Counting only lines that contain the string "Codec", how many are there in the data? Say the number alone.

━━━━━━━━━━

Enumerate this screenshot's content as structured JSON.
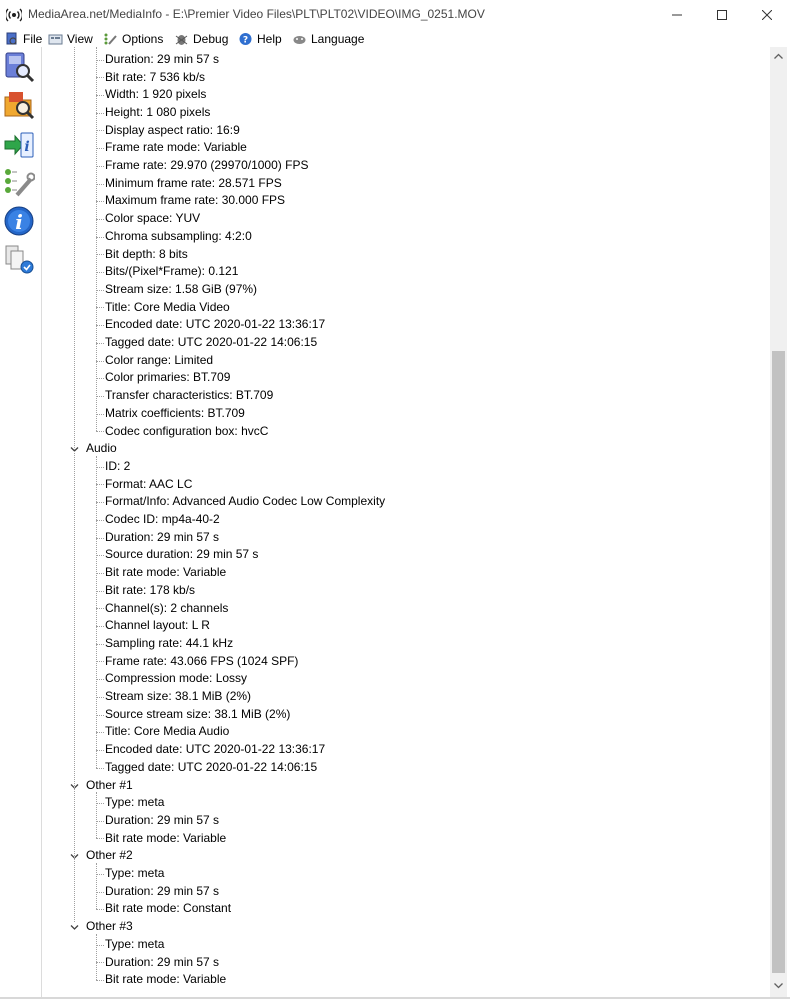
{
  "window": {
    "title": "MediaArea.net/MediaInfo - E:\\Premier Video Files\\PLT\\PLT02\\VIDEO\\IMG_0251.MOV"
  },
  "menu": [
    {
      "label": "File",
      "icon": "mediainfo-icon"
    },
    {
      "label": "View",
      "icon": "view-icon"
    },
    {
      "label": "Options",
      "icon": "options-icon"
    },
    {
      "label": "Debug",
      "icon": "debug-icon"
    },
    {
      "label": "Help",
      "icon": "help-icon"
    },
    {
      "label": "Language",
      "icon": "language-icon"
    }
  ],
  "toolbar": [
    {
      "icon": "open-file-icon"
    },
    {
      "icon": "open-folder-icon"
    },
    {
      "icon": "export-icon"
    },
    {
      "icon": "preferences-icon"
    },
    {
      "icon": "about-icon"
    },
    {
      "icon": "knowledge-icon"
    }
  ],
  "video_rows": [
    "Duration: 29 min 57 s",
    "Bit rate: 7 536 kb/s",
    "Width: 1 920 pixels",
    "Height: 1 080 pixels",
    "Display aspect ratio: 16:9",
    "Frame rate mode: Variable",
    "Frame rate: 29.970 (29970/1000) FPS",
    "Minimum frame rate: 28.571 FPS",
    "Maximum frame rate: 30.000 FPS",
    "Color space: YUV",
    "Chroma subsampling: 4:2:0",
    "Bit depth: 8 bits",
    "Bits/(Pixel*Frame): 0.121",
    "Stream size: 1.58 GiB (97%)",
    "Title: Core Media Video",
    "Encoded date: UTC 2020-01-22 13:36:17",
    "Tagged date: UTC 2020-01-22 14:06:15",
    "Color range: Limited",
    "Color primaries: BT.709",
    "Transfer characteristics: BT.709",
    "Matrix coefficients: BT.709",
    "Codec configuration box: hvcC"
  ],
  "sections": [
    {
      "name": "Audio",
      "rows": [
        "ID: 2",
        "Format: AAC LC",
        "Format/Info: Advanced Audio Codec Low Complexity",
        "Codec ID: mp4a-40-2",
        "Duration: 29 min 57 s",
        "Source duration: 29 min 57 s",
        "Bit rate mode: Variable",
        "Bit rate: 178 kb/s",
        "Channel(s): 2 channels",
        "Channel layout: L R",
        "Sampling rate: 44.1 kHz",
        "Frame rate: 43.066 FPS (1024 SPF)",
        "Compression mode: Lossy",
        "Stream size: 38.1 MiB (2%)",
        "Source stream size: 38.1 MiB (2%)",
        "Title: Core Media Audio",
        "Encoded date: UTC 2020-01-22 13:36:17",
        "Tagged date: UTC 2020-01-22 14:06:15"
      ]
    },
    {
      "name": "Other #1",
      "rows": [
        "Type: meta",
        "Duration: 29 min 57 s",
        "Bit rate mode: Variable"
      ]
    },
    {
      "name": "Other #2",
      "rows": [
        "Type: meta",
        "Duration: 29 min 57 s",
        "Bit rate mode: Constant"
      ]
    },
    {
      "name": "Other #3",
      "rows": [
        "Type: meta",
        "Duration: 29 min 57 s",
        "Bit rate mode: Variable"
      ]
    }
  ]
}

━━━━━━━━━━

• _Written response_
3